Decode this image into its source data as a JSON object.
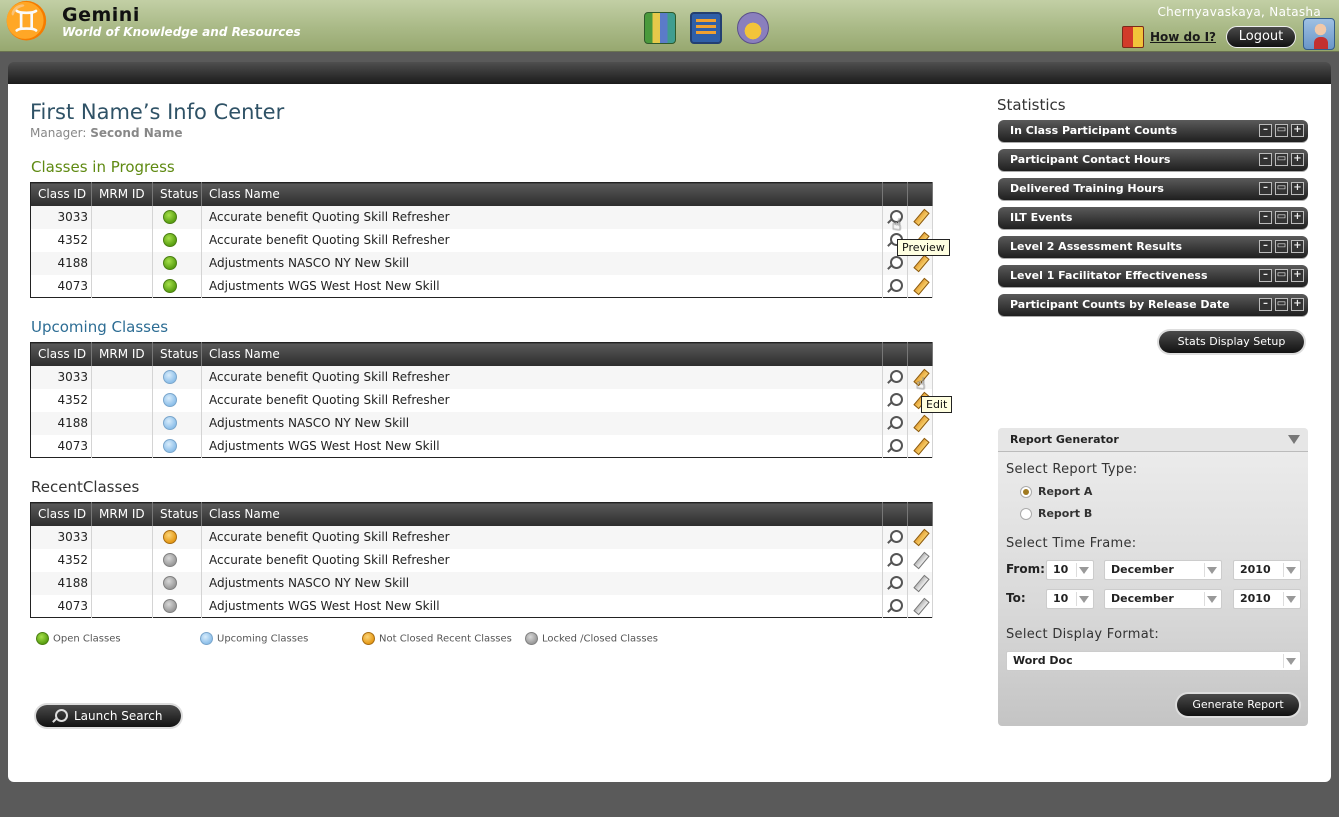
{
  "header": {
    "logo_glyph": "♊",
    "app_name": "Gemini",
    "tagline": "World of Knowledge and Resources",
    "icons": [
      "books-icon",
      "abacus-icon",
      "shield-icon"
    ],
    "user_name": "Chernyavaskaya, Natasha",
    "how_do_i": "How do I?",
    "logout": "Logout"
  },
  "page": {
    "title": "First Name’s Info Center",
    "manager_label": "Manager:",
    "manager_name": "Second Name"
  },
  "columns": [
    "Class ID",
    "MRM ID",
    "Status",
    "Class Name"
  ],
  "sections": [
    {
      "title": "Classes in Progress",
      "rows": [
        {
          "id": "3033",
          "mrm": "",
          "status": "green",
          "name": "Accurate benefit Quoting Skill Refresher"
        },
        {
          "id": "4352",
          "mrm": "",
          "status": "green",
          "name": "Accurate benefit Quoting Skill Refresher"
        },
        {
          "id": "4188",
          "mrm": "",
          "status": "green",
          "name": "Adjustments NASCO NY New Skill"
        },
        {
          "id": "4073",
          "mrm": "",
          "status": "green",
          "name": "Adjustments WGS West Host New Skill"
        }
      ]
    },
    {
      "title": "Upcoming Classes",
      "rows": [
        {
          "id": "3033",
          "mrm": "",
          "status": "blue",
          "name": "Accurate benefit Quoting Skill Refresher"
        },
        {
          "id": "4352",
          "mrm": "",
          "status": "blue",
          "name": "Accurate benefit Quoting Skill Refresher"
        },
        {
          "id": "4188",
          "mrm": "",
          "status": "blue",
          "name": "Adjustments NASCO NY New Skill"
        },
        {
          "id": "4073",
          "mrm": "",
          "status": "blue",
          "name": "Adjustments WGS West Host New Skill"
        }
      ]
    },
    {
      "title": "RecentClasses",
      "rows": [
        {
          "id": "3033",
          "mrm": "",
          "status": "orange",
          "name": "Accurate benefit Quoting Skill Refresher"
        },
        {
          "id": "4352",
          "mrm": "",
          "status": "gray",
          "name": "Accurate benefit Quoting Skill Refresher"
        },
        {
          "id": "4188",
          "mrm": "",
          "status": "gray",
          "name": "Adjustments NASCO NY New Skill"
        },
        {
          "id": "4073",
          "mrm": "",
          "status": "gray",
          "name": "Adjustments WGS West Host New Skill"
        }
      ]
    }
  ],
  "tooltips": {
    "preview": "Preview",
    "edit": "Edit"
  },
  "legend": [
    {
      "color": "green",
      "label": "Open Classes"
    },
    {
      "color": "blue",
      "label": "Upcoming Classes"
    },
    {
      "color": "orange",
      "label": "Not Closed Recent Classes"
    },
    {
      "color": "gray",
      "label": "Locked /Closed Classes"
    }
  ],
  "launch_search": "Launch Search",
  "statistics": {
    "title": "Statistics",
    "items": [
      "In Class Participant Counts",
      "Participant Contact Hours",
      "Delivered Training Hours",
      "ILT Events",
      "Level 2 Assessment Results",
      "Level 1 Facilitator Effectiveness",
      "Participant Counts by Release Date"
    ],
    "controls": [
      "–",
      "▭",
      "+"
    ],
    "setup_button": "Stats Display Setup"
  },
  "report_generator": {
    "title": "Report Generator",
    "type_label": "Select Report Type:",
    "report_types": [
      {
        "label": "Report A",
        "selected": true
      },
      {
        "label": "Report B",
        "selected": false
      }
    ],
    "time_frame_label": "Select Time Frame:",
    "from_label": "From:",
    "to_label": "To:",
    "from": {
      "day": "10",
      "month": "December",
      "year": "2010"
    },
    "to": {
      "day": "10",
      "month": "December",
      "year": "2010"
    },
    "format_label": "Select Display Format:",
    "format_value": "Word Doc",
    "generate_button": "Generate Report"
  },
  "colors": {
    "status_green": "#5aa012",
    "status_blue": "#8ec0ea",
    "status_orange": "#e69a17",
    "status_gray": "#9a9a9a",
    "header_bg": "#a9b986"
  }
}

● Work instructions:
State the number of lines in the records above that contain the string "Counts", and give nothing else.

● Your response:
2